[TASK REQUIREMENTS] Gather all lines with "image" from the records.

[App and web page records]
--
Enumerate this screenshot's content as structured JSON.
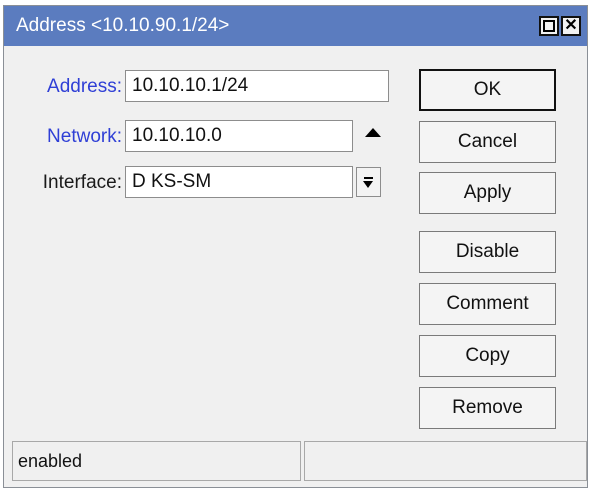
{
  "window": {
    "title": "Address <10.10.90.1/24>",
    "maximize_icon": "maximize-icon",
    "close_icon": "close-icon",
    "close_glyph": "✕"
  },
  "form": {
    "address": {
      "label": "Address:",
      "value": "10.10.10.1/24"
    },
    "network": {
      "label": "Network:",
      "value": "10.10.10.0",
      "toggle_icon": "triangle-up-icon"
    },
    "interface": {
      "label": "Interface:",
      "value": "D KS-SM",
      "dropdown_icon": "dropdown-arrow-icon"
    }
  },
  "buttons": {
    "ok": "OK",
    "cancel": "Cancel",
    "apply": "Apply",
    "disable": "Disable",
    "comment": "Comment",
    "copy": "Copy",
    "remove": "Remove"
  },
  "statusbar": {
    "status": "enabled",
    "secondary": ""
  },
  "colors": {
    "titlebar": "#5b7cbf",
    "label_blue": "#2f3fd6",
    "window_bg": "#f0f0f0"
  }
}
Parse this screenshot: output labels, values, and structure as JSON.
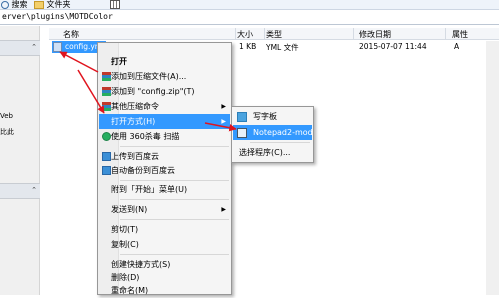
{
  "toolbar": {
    "search_label": "搜索",
    "new_folder_label": "文件夹"
  },
  "address": {
    "path": "erver\\plugins\\MOTDColor"
  },
  "nav": {
    "text_line1": "Veb",
    "text_line2": "比此"
  },
  "file_list": {
    "columns": [
      "名称",
      "大小",
      "类型",
      "修改日期",
      "属性"
    ],
    "rows": [
      {
        "name": "config.yml",
        "size": "1 KB",
        "type": "YML 文件",
        "modified": "2015-07-07 11:44",
        "attr": "A"
      }
    ]
  },
  "context_menu": {
    "items": [
      {
        "label": "打开",
        "bold": true
      },
      {
        "label": "添加到压缩文件(A)..."
      },
      {
        "label": "添加到 \"config.zip\"(T)"
      },
      {
        "label": "其他压缩命令"
      },
      {
        "label": "打开方式(H)"
      },
      {
        "label": "使用 360杀毒 扫描"
      },
      {
        "label": "上传到百度云"
      },
      {
        "label": "自动备份到百度云"
      },
      {
        "label": "附到「开始」菜单(U)"
      },
      {
        "label": "发送到(N)"
      },
      {
        "label": "剪切(T)"
      },
      {
        "label": "复制(C)"
      },
      {
        "label": "创建快捷方式(S)"
      },
      {
        "label": "删除(D)"
      },
      {
        "label": "重命名(M)"
      }
    ]
  },
  "open_with_submenu": {
    "items": [
      {
        "label": "写字板"
      },
      {
        "label": "Notepad2-mod"
      },
      {
        "label": "选择程序(C)..."
      }
    ]
  },
  "colors": {
    "highlight": "#3399ff",
    "annotation_arrow": "#e0141e"
  }
}
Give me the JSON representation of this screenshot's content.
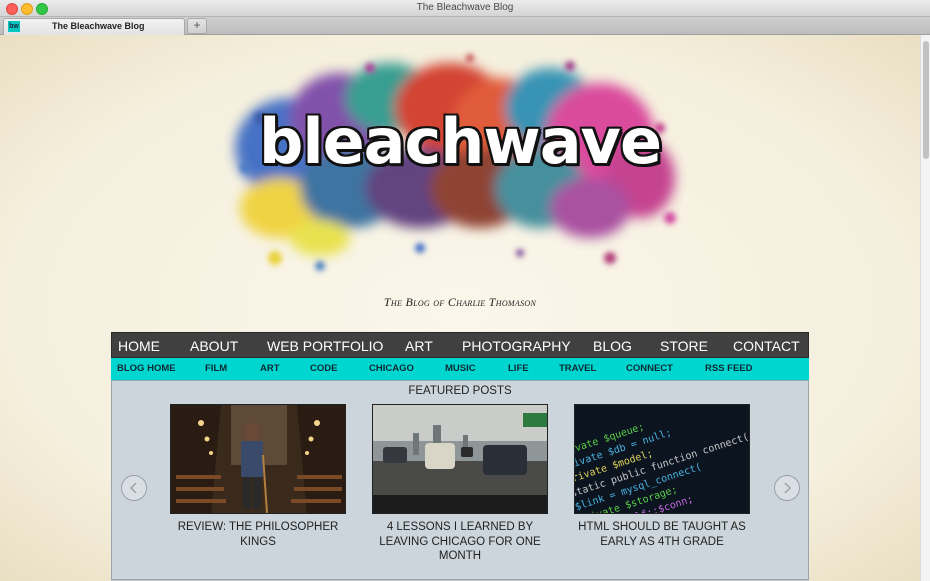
{
  "window": {
    "title": "The Bleachwave Blog"
  },
  "tab": {
    "title": "The Bleachwave Blog",
    "favicon": "bw",
    "new_tab": "+"
  },
  "site": {
    "logo": "bleachwave",
    "tagline": "The Blog of Charlie Thomason"
  },
  "main_nav": [
    "HOME",
    "ABOUT",
    "WEB PORTFOLIO",
    "ART",
    "PHOTOGRAPHY",
    "BLOG",
    "STORE",
    "CONTACT"
  ],
  "sub_nav": [
    "BLOG HOME",
    "FILM",
    "ART",
    "CODE",
    "CHICAGO",
    "MUSIC",
    "LIFE",
    "TRAVEL",
    "CONNECT",
    "RSS FEED"
  ],
  "featured": {
    "heading": "FEATURED POSTS",
    "posts": [
      {
        "title": "REVIEW: THE PHILOSOPHER KINGS",
        "image": "chapel-interior-photo"
      },
      {
        "title": "4 LESSONS I LEARNED BY LEAVING CHICAGO FOR ONE MONTH",
        "image": "highway-traffic-photo"
      },
      {
        "title": "HTML SHOULD BE TAUGHT AS EARLY AS 4TH GRADE",
        "image": "code-screen-photo"
      }
    ],
    "prev_icon": "chevron-left-circle-icon",
    "next_icon": "chevron-right-circle-icon"
  },
  "colors": {
    "main_nav_bg": "#404040",
    "sub_nav_bg": "#00d6d0",
    "featured_bg": "#ccd5dc",
    "page_bg": "#f6f1e3"
  }
}
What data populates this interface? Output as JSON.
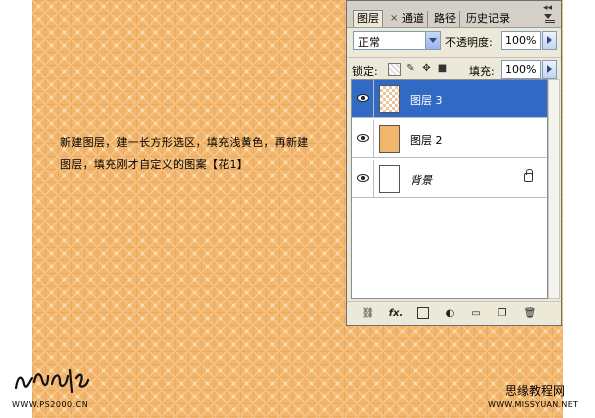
{
  "instructions": {
    "line1": "新建图层，建一长方形选区，填充浅黄色，再新建",
    "line2": "图层，填充刚才自定义的图案【花1】"
  },
  "palette": {
    "tabs": [
      "图层",
      "通道",
      "路径",
      "历史记录"
    ],
    "close_glyph": "×",
    "collapse_glyph": "◂◂",
    "blend_mode": "正常",
    "opacity_label": "不透明度:",
    "opacity_value": "100%",
    "lock_label": "锁定:",
    "fill_label": "填充:",
    "fill_value": "100%",
    "layers": [
      {
        "name": "图层 3",
        "thumbnail": "checker-pattern",
        "selected": true
      },
      {
        "name": "图层 2",
        "thumbnail": "tan-fill",
        "selected": false
      },
      {
        "name": "背景",
        "thumbnail": "white",
        "selected": false,
        "locked": true
      }
    ],
    "bottom_icons": [
      "link-icon",
      "fx-icon",
      "mask-icon",
      "adjustment-icon",
      "group-icon",
      "new-layer-icon",
      "trash-icon"
    ],
    "fx_label": "fx."
  },
  "watermarks": {
    "left": "WWW.PS2000.CN",
    "right_cn": "思缘教程网",
    "right_en": "WWW.MISSYUAN.NET"
  },
  "colors": {
    "canvas": "#f2b56c",
    "selection": "#316ac5",
    "panel": "#ece9d8"
  }
}
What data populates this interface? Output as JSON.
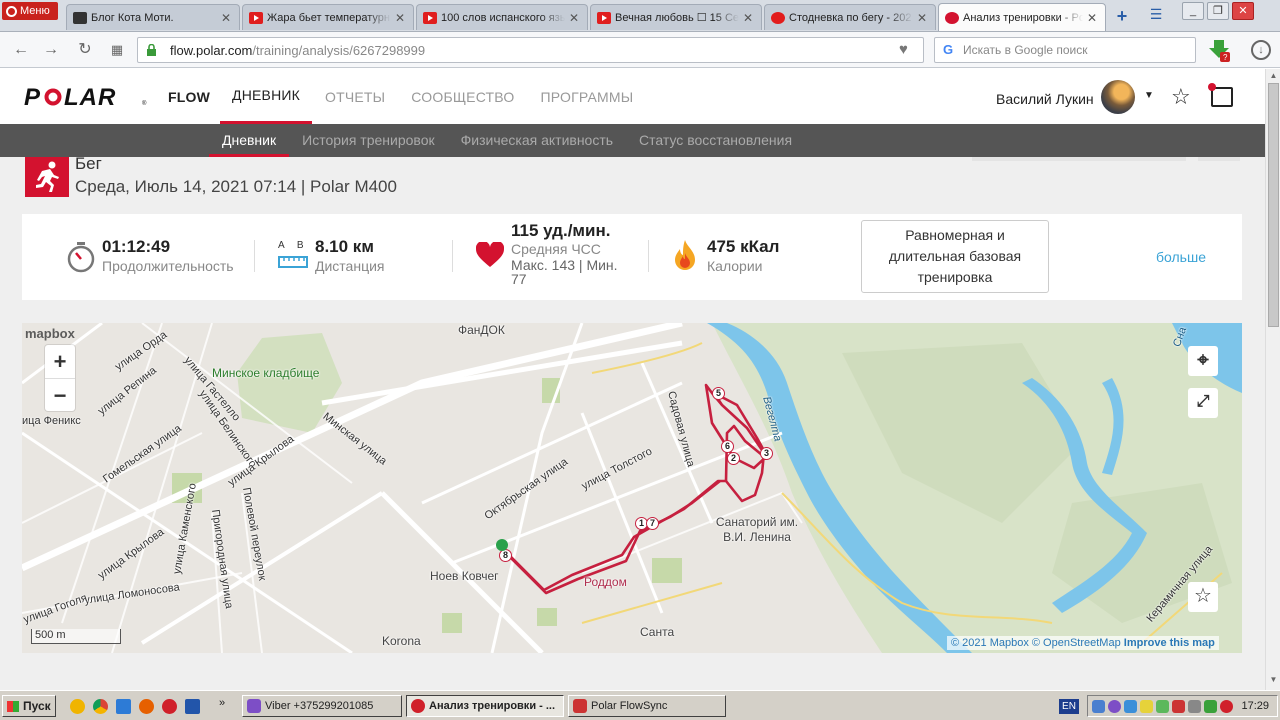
{
  "browser": {
    "menu_label": "Меню",
    "tabs": [
      {
        "title": "Блог Кота Моти.",
        "favicon": "cat-icon"
      },
      {
        "title": "Жара бьет температурн",
        "favicon": "youtube-icon"
      },
      {
        "title": "100 слов испанского язы",
        "favicon": "youtube-icon"
      },
      {
        "title": "Вечная любовь ☐ 15 Се",
        "favicon": "youtube-icon"
      },
      {
        "title": "Стодневка по бегу - 202",
        "favicon": "stop-icon"
      },
      {
        "title": "Анализ тренировки - Po",
        "favicon": "polar-icon"
      }
    ],
    "url_host": "flow.polar.com",
    "url_path": "/training/analysis/6267298999",
    "search_placeholder": "Искать в Google поиск"
  },
  "header": {
    "logo": "POLAR",
    "nav": [
      {
        "label": "FLOW"
      },
      {
        "label": "ДНЕВНИК"
      },
      {
        "label": "ОТЧЕТЫ"
      },
      {
        "label": "СООБЩЕСТВО"
      },
      {
        "label": "ПРОГРАММЫ"
      }
    ],
    "user_name": "Василий Лукин"
  },
  "subnav": [
    {
      "label": "Дневник"
    },
    {
      "label": "История тренировок"
    },
    {
      "label": "Физическая активность"
    },
    {
      "label": "Статус восстановления"
    }
  ],
  "session": {
    "sport": "Бег",
    "subtitle": "Среда, Июль 14, 2021 07:14 | Polar M400"
  },
  "summary": {
    "duration_value": "01:12:49",
    "duration_label": "Продолжительность",
    "distance_ab": "A B",
    "distance_value": "8.10 км",
    "distance_label": "Дистанция",
    "hr_value": "115 уд./мин.",
    "hr_label": "Средняя ЧСС",
    "hr_range": "Макс. 143 | Мин. 77",
    "calories_value": "475 кКал",
    "calories_label": "Калории",
    "training_benefit": "Равномерная и длительная базовая тренировка",
    "more_label": "больше"
  },
  "map": {
    "provider_logo": "mapbox",
    "scale_label": "500 m",
    "attribution_1": "© 2021 Mapbox",
    "attribution_2": "© OpenStreetMap",
    "attribution_3": "Improve this map",
    "zoom_in": "+",
    "zoom_out": "−",
    "labels": [
      {
        "text": "Минское кладбище",
        "kind": "green"
      },
      {
        "text": "ФанДОК",
        "kind": "big"
      },
      {
        "text": "улица Орда"
      },
      {
        "text": "улица Репина"
      },
      {
        "text": "улица Гастелло"
      },
      {
        "text": "улица Белинского"
      },
      {
        "text": "Минская улица"
      },
      {
        "text": "Гомельская улица"
      },
      {
        "text": "улица Крылова"
      },
      {
        "text": "улица Крылова"
      },
      {
        "text": "Полевой переулок"
      },
      {
        "text": "Пригородная улица"
      },
      {
        "text": "улица Каменского"
      },
      {
        "text": "улица Ломоносова"
      },
      {
        "text": "улица Гоголя"
      },
      {
        "text": "Октябрьская улица"
      },
      {
        "text": "улица Толстого"
      },
      {
        "text": "Садовая улица"
      },
      {
        "text": "Санаторий им. В.И. Ленина",
        "kind": "big"
      },
      {
        "text": "Ноев Ковчег",
        "kind": "big"
      },
      {
        "text": "Роддом",
        "kind": "red"
      },
      {
        "text": "Korona",
        "kind": "big"
      },
      {
        "text": "Санта",
        "kind": "big"
      },
      {
        "text": "Керамичная улица"
      },
      {
        "text": "Вегелта",
        "kind": "water"
      },
      {
        "text": "Сна",
        "kind": "water"
      },
      {
        "text": "ица Феникс",
        "kind": "big"
      }
    ],
    "km_markers": [
      "1",
      "2",
      "3",
      "5",
      "6",
      "7",
      "8"
    ]
  },
  "taskbar": {
    "start": "Пуск",
    "items": [
      {
        "label": "Viber +375299201085"
      },
      {
        "label": "Анализ тренировки - ..."
      },
      {
        "label": "Polar FlowSync"
      }
    ],
    "lang": "EN",
    "clock": "17:29"
  },
  "colors": {
    "polar_red": "#d3122f",
    "route": "#c6203f",
    "river": "#7dc5ea",
    "link": "#3aa3d6"
  }
}
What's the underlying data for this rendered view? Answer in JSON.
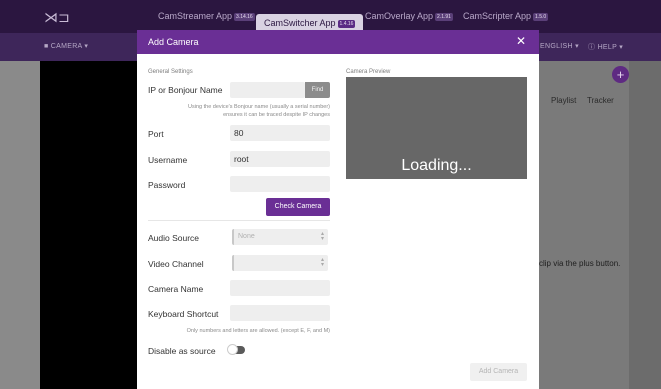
{
  "app": {
    "logo_glyph": "⋊⊐",
    "tabs": [
      {
        "label": "CamStreamer App",
        "version": "3.14.16"
      },
      {
        "label": "CamSwitcher App",
        "version": "1.4.16"
      },
      {
        "label": "CamOverlay App",
        "version": "2.1.91"
      },
      {
        "label": "CamScripter App",
        "version": "1.5.0"
      }
    ],
    "subbar": {
      "camera": "CAMERA",
      "language": "ENGLISH",
      "help": "HELP"
    },
    "plus_glyph": "+",
    "columns": [
      "Playlist",
      "Tracker"
    ],
    "hint": "clip via the plus button."
  },
  "modal": {
    "title": "Add Camera",
    "close_glyph": "✕",
    "general_settings": "General Settings",
    "ip_label": "IP or Bonjour Name",
    "ip_value": "",
    "find_label": "Find",
    "bonjour_hint_line1": "Using the device's Bonjour name (usually a serial number)",
    "bonjour_hint_line2": "ensures it can be traced despite IP changes",
    "port_label": "Port",
    "port_value": "80",
    "username_label": "Username",
    "username_value": "root",
    "password_label": "Password",
    "password_value": "",
    "check_label": "Check Camera",
    "audio_label": "Audio Source",
    "audio_value": "None",
    "video_label": "Video Channel",
    "video_value": "",
    "camera_name_label": "Camera Name",
    "camera_name_value": "",
    "shortcut_label": "Keyboard Shortcut",
    "shortcut_value": "",
    "shortcut_hint": "Only numbers and letters are allowed. (except E, F, and M)",
    "disable_label": "Disable as source",
    "disable_on": false,
    "preview_label": "Camera Preview",
    "loading_text": "Loading...",
    "add_label": "Add Camera"
  },
  "colors": {
    "brand_purple": "#6a2f95",
    "topbar": "#2b1640"
  }
}
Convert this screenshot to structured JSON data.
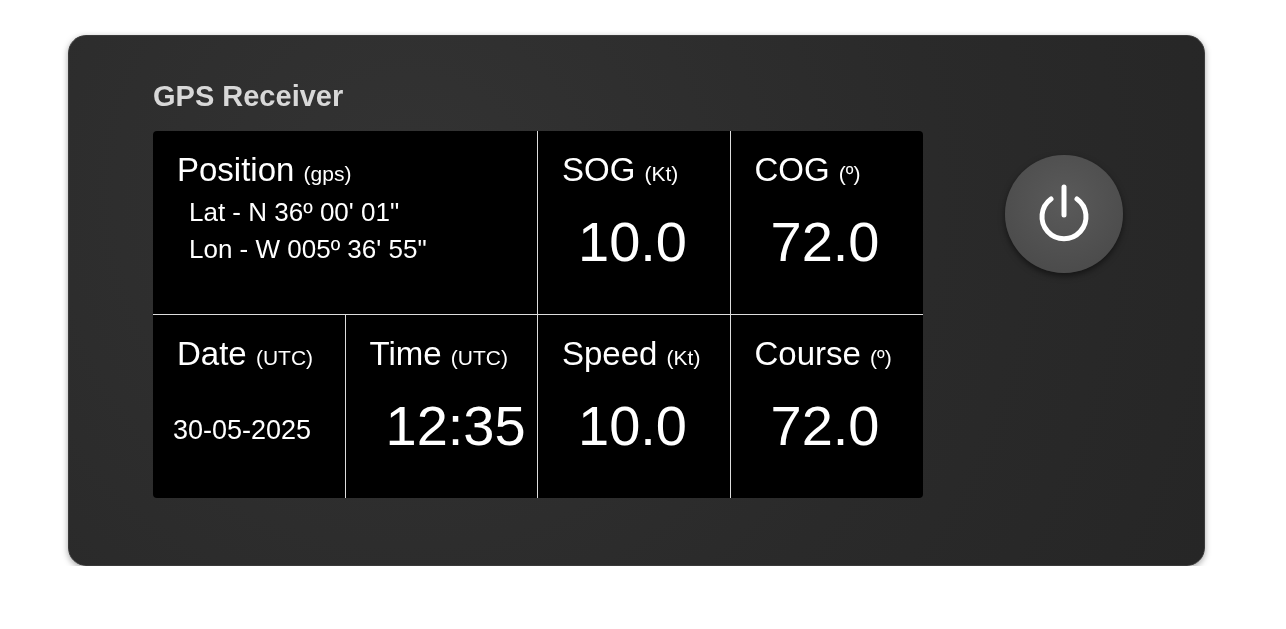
{
  "title": "GPS Receiver",
  "cells": [
    {
      "kind": "position",
      "label": "Position",
      "unit": "(gps)",
      "lines": [
        "Lat - N 36º 00' 01\"",
        "Lon - W 005º 36' 55\""
      ]
    },
    {
      "kind": "reading",
      "label": "SOG",
      "unit": "(Kt)",
      "value": "10.0"
    },
    {
      "kind": "reading",
      "label": "COG",
      "unit": "(º)",
      "value": "72.0"
    },
    {
      "kind": "date",
      "label": "Date",
      "unit": "(UTC)",
      "value": "30-05-2025"
    },
    {
      "kind": "reading",
      "label": "Time",
      "unit": "(UTC)",
      "value": "12:35"
    },
    {
      "kind": "reading",
      "label": "Speed",
      "unit": "(Kt)",
      "value": "10.0"
    },
    {
      "kind": "reading",
      "label": "Course",
      "unit": "(º)",
      "value": "72.0"
    }
  ]
}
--
[ANSWER TO THIS TASK]
        "image": "chapel-interior-photo"
        "image": "highway-traffic-photo"
        "image": "code-screen-photo"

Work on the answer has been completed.